### [WHAT TO DO]
Report how many lines of the listing below include the word "Segment". Give nothing but the number.
[THE DATA — start]
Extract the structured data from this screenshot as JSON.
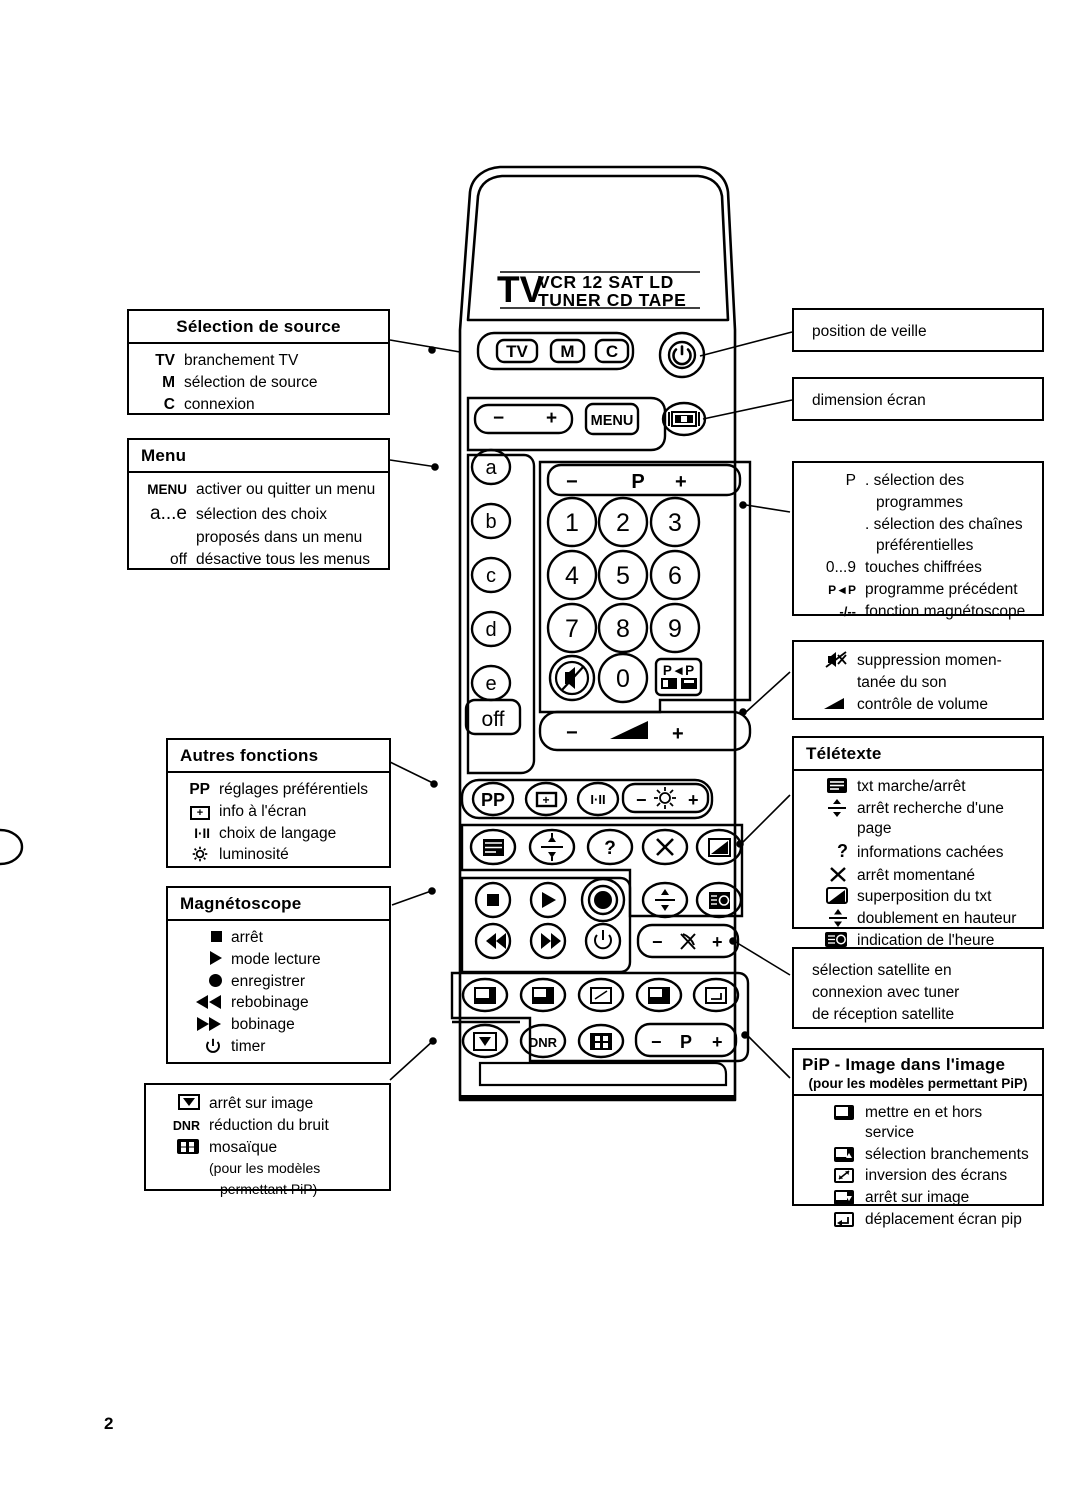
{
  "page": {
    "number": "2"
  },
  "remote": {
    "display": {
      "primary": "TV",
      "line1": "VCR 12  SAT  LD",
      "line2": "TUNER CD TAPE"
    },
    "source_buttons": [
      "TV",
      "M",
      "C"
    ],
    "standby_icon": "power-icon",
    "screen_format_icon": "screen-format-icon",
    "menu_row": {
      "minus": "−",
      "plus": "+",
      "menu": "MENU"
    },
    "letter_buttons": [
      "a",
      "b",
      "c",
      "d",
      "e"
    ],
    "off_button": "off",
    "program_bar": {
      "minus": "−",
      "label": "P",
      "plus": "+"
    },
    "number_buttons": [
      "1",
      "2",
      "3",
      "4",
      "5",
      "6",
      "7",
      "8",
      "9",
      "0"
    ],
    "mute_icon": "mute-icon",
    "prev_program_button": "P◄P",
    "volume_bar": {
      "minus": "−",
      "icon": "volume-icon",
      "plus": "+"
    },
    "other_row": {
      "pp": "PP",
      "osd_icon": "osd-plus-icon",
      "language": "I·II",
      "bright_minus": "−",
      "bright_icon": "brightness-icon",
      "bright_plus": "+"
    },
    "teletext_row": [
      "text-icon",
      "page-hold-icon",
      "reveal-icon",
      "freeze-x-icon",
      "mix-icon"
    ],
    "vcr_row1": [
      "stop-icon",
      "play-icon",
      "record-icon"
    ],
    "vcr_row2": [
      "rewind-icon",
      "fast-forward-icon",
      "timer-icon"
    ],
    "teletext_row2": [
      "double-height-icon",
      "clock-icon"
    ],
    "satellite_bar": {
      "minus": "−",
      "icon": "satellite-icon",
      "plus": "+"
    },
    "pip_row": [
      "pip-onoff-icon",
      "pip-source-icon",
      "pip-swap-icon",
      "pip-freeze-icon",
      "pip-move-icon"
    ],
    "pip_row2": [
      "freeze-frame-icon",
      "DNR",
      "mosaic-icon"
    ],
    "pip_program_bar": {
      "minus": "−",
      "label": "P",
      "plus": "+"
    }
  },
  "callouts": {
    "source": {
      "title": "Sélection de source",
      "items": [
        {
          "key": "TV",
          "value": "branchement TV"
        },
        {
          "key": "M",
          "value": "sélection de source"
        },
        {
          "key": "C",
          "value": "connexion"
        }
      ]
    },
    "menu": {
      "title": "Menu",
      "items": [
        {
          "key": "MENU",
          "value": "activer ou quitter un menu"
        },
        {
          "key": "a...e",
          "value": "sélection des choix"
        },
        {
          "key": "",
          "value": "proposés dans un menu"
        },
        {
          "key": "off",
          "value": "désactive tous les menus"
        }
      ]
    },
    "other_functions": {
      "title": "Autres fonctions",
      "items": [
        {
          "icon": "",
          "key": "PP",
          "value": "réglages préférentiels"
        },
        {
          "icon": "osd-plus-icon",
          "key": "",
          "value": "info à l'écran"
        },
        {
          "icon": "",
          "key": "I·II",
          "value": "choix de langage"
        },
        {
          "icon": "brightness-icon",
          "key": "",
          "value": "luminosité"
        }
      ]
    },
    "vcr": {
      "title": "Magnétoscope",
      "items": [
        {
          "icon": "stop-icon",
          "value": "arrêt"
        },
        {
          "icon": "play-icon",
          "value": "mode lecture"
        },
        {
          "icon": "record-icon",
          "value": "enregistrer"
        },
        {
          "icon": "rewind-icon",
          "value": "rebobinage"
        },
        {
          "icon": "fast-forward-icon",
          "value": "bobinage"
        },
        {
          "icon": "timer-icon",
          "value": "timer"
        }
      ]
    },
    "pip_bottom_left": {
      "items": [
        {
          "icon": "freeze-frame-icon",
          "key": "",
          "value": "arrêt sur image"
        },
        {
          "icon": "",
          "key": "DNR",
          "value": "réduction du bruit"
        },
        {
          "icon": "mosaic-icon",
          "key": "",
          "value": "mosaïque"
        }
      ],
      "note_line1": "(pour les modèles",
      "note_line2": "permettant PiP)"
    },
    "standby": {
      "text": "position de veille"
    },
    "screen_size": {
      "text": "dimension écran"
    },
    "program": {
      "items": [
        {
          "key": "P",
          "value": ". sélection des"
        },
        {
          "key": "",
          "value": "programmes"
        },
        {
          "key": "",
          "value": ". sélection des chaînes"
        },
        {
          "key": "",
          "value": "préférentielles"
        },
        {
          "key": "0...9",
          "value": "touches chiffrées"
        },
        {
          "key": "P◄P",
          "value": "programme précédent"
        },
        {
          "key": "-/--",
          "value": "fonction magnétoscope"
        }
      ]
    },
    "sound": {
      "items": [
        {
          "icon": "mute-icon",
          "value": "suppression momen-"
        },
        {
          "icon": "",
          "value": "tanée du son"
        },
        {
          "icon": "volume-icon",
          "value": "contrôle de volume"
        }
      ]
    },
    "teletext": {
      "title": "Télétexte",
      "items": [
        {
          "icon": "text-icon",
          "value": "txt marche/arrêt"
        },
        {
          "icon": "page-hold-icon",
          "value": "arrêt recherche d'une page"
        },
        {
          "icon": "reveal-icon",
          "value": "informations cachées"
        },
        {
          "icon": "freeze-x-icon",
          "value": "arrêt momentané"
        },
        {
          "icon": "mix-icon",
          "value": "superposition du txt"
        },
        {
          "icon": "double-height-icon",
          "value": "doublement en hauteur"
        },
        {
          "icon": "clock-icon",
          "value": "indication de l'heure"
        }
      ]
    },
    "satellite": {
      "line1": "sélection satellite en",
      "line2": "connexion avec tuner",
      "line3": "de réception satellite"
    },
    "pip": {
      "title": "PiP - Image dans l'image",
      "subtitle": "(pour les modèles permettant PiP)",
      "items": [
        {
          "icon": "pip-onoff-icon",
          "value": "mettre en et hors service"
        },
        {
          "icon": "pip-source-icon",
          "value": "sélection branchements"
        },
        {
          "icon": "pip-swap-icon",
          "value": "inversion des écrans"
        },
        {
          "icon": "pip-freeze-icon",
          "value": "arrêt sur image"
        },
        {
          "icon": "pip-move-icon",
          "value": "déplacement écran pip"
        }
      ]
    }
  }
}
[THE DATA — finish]
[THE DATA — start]
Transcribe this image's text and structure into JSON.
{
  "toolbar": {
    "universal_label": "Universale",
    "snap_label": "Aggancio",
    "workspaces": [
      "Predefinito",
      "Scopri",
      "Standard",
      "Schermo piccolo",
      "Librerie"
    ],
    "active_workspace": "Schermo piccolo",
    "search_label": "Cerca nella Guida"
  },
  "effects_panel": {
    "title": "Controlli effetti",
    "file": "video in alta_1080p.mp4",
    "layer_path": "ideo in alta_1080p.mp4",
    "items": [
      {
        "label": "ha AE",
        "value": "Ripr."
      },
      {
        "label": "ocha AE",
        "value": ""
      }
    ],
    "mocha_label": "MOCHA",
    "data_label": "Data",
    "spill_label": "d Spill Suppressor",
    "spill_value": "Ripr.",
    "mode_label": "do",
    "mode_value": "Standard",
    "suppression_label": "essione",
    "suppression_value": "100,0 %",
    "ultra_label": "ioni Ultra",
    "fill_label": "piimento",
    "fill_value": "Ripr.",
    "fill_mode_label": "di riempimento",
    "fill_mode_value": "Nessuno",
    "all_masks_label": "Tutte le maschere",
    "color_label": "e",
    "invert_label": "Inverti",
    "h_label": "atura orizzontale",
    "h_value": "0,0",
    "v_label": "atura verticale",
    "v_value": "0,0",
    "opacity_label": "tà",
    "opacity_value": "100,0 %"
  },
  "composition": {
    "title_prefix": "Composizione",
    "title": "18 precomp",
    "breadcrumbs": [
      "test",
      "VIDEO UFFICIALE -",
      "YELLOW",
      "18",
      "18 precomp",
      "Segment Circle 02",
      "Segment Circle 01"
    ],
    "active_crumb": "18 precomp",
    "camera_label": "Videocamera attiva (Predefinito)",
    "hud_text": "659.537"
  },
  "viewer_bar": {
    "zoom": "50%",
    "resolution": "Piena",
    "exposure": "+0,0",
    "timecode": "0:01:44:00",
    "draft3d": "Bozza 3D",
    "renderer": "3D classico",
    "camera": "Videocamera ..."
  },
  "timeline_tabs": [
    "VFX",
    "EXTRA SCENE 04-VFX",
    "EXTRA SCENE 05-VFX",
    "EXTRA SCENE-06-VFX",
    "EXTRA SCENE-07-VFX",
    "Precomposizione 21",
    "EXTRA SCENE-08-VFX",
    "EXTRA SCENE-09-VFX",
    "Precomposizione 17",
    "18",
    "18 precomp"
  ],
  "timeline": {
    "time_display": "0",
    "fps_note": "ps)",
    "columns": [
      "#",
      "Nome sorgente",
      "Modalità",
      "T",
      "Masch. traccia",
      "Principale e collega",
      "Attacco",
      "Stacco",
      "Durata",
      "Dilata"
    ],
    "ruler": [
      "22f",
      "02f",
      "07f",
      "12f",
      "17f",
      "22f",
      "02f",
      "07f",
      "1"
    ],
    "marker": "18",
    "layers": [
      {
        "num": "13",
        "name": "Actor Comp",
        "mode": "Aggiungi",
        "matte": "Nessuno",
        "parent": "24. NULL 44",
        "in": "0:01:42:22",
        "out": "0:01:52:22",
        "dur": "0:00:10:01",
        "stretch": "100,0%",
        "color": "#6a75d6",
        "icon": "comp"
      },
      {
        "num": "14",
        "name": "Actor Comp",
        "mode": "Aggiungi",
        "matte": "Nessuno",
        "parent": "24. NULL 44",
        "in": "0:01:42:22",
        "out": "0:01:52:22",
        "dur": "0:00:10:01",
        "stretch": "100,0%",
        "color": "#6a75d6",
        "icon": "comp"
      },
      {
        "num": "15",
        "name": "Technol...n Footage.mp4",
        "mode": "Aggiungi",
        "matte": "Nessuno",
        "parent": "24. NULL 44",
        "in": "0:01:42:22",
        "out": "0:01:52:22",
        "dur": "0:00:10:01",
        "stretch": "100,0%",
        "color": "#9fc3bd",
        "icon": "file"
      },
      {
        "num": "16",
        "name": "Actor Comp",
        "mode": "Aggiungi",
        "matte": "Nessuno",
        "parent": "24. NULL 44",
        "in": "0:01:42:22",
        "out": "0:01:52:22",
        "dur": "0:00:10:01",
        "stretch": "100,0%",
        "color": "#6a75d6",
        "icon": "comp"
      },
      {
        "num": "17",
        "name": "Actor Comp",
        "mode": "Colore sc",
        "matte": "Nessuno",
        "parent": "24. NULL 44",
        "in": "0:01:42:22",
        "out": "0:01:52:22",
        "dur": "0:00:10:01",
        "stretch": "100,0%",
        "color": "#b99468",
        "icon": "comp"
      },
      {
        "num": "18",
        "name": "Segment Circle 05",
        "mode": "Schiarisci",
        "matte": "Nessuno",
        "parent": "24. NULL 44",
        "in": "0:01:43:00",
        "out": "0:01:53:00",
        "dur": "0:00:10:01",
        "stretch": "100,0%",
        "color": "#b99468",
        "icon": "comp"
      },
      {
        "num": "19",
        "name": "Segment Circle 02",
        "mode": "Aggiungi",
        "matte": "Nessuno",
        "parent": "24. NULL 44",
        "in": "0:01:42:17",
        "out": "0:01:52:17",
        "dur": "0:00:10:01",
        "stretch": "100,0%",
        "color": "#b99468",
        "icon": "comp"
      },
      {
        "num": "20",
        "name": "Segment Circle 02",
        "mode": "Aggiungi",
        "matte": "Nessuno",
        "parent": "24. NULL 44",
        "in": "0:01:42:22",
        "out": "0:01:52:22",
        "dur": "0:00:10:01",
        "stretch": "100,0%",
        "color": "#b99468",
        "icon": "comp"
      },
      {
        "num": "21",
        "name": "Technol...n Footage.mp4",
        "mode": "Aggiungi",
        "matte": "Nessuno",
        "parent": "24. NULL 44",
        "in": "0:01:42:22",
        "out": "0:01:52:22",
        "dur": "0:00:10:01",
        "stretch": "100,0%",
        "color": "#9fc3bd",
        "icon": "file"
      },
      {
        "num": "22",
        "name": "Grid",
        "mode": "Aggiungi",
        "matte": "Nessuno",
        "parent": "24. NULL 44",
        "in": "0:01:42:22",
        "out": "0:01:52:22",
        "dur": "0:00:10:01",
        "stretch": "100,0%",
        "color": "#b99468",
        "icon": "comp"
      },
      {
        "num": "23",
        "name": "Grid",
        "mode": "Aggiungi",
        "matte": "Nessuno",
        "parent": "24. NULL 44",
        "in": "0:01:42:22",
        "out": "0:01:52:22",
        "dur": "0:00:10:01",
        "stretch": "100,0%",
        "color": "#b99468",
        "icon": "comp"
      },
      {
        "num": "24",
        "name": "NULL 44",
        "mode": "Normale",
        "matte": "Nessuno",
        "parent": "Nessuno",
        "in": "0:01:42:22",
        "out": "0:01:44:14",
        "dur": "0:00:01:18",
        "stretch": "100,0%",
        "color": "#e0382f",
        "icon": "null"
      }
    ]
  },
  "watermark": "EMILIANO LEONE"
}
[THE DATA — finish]
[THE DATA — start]
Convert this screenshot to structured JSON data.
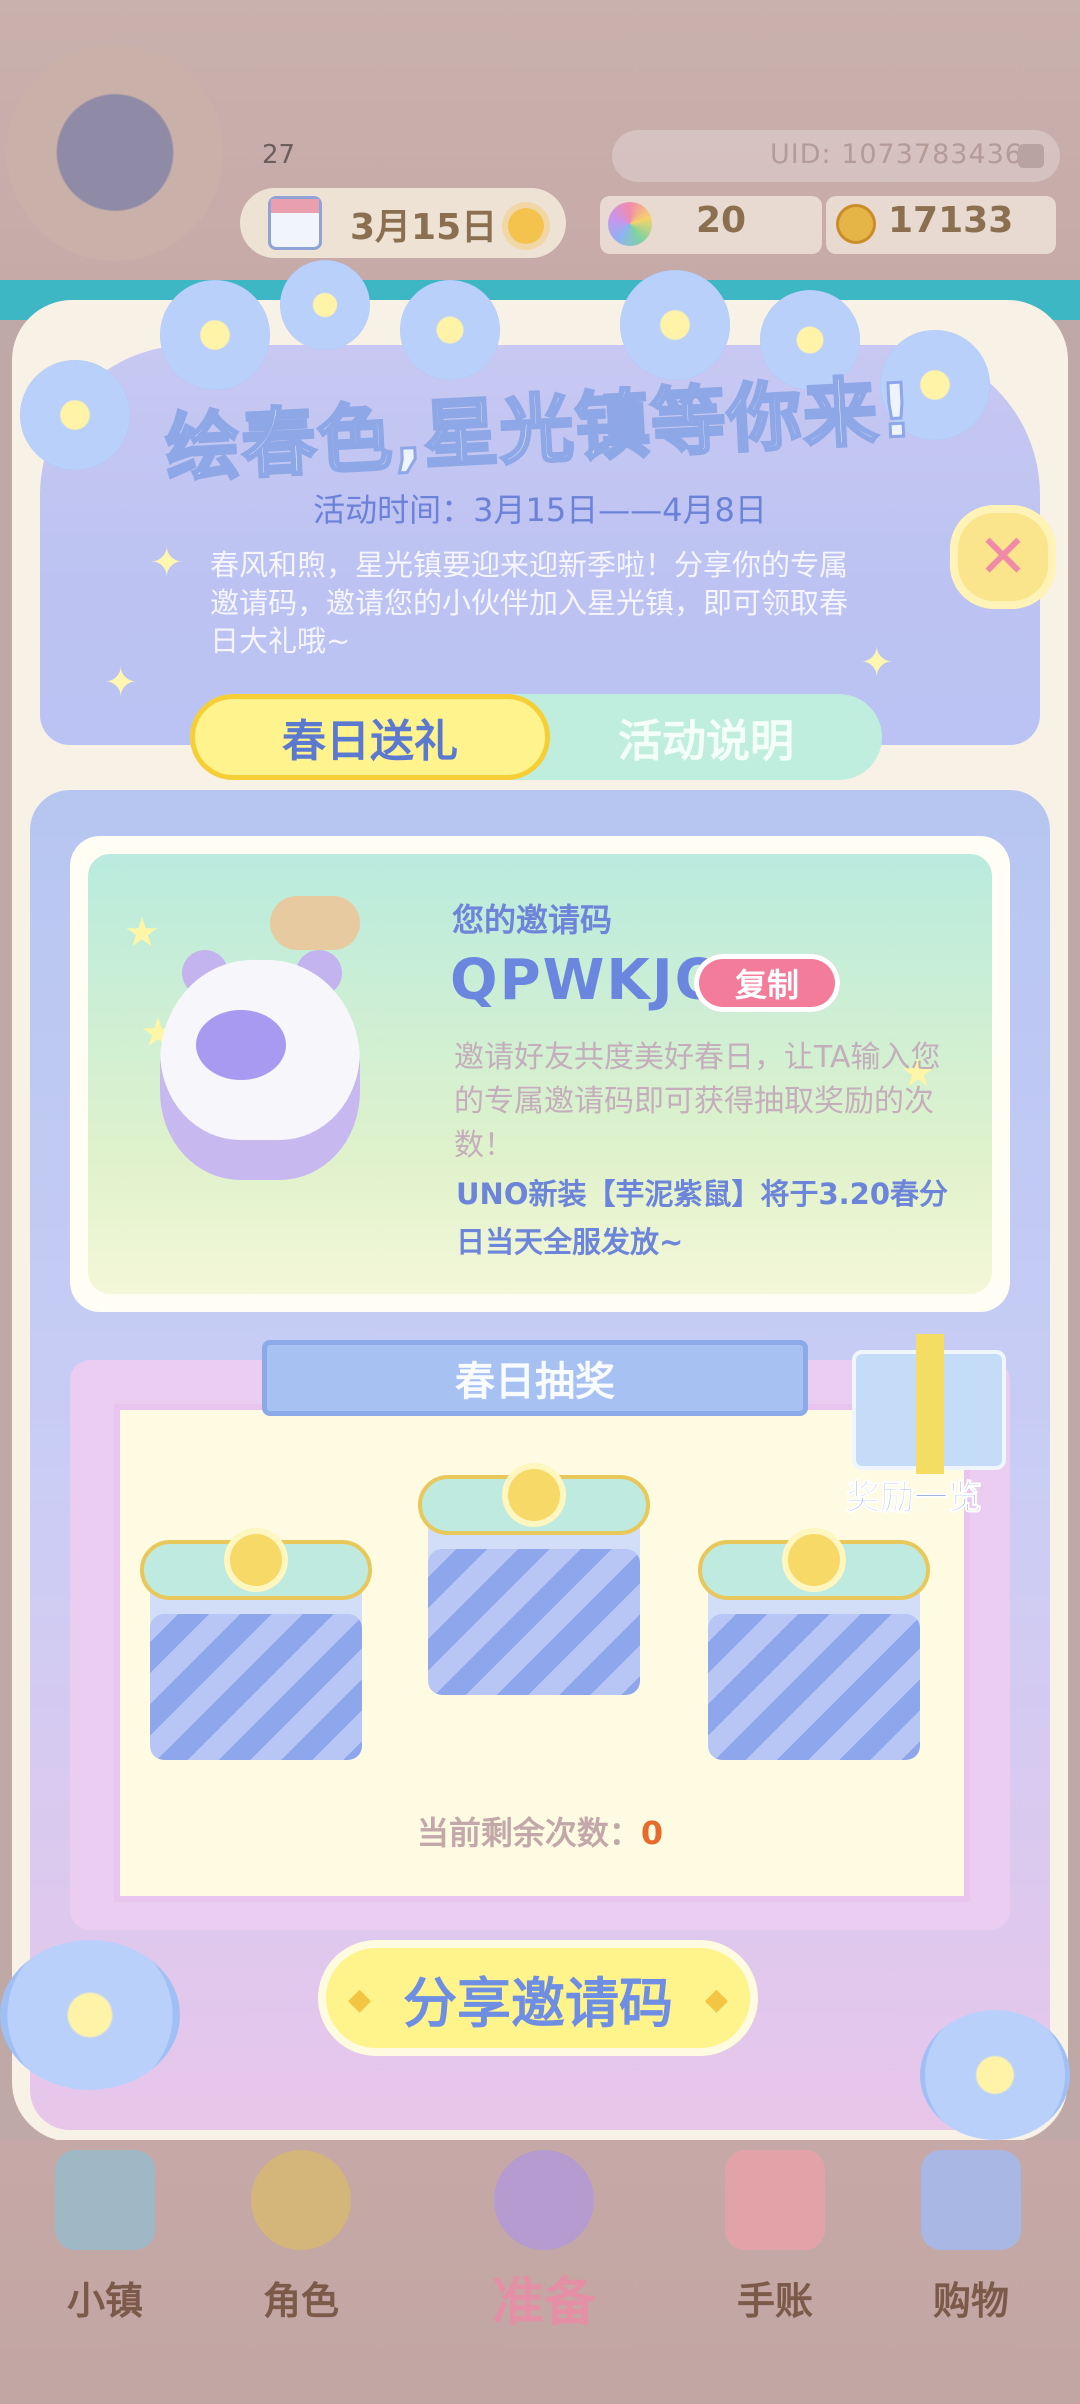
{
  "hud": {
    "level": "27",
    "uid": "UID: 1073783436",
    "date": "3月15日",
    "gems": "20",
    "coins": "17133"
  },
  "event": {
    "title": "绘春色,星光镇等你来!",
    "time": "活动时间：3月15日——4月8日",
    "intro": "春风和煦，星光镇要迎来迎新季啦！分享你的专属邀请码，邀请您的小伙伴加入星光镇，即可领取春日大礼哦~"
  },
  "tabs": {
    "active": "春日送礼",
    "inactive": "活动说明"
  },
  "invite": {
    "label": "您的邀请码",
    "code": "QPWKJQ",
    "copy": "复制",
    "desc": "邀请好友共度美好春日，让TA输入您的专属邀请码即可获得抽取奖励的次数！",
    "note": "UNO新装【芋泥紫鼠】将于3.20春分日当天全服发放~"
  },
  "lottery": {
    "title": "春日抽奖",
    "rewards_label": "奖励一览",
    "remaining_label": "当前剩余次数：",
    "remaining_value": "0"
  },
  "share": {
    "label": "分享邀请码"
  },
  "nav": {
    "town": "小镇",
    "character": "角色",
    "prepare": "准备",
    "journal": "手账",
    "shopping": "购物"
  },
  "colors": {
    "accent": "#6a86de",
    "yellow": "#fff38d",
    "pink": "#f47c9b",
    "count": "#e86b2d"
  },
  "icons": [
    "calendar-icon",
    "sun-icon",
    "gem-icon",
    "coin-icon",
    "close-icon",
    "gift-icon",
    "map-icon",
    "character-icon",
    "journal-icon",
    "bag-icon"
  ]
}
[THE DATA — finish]
### [THE ANSWER]
5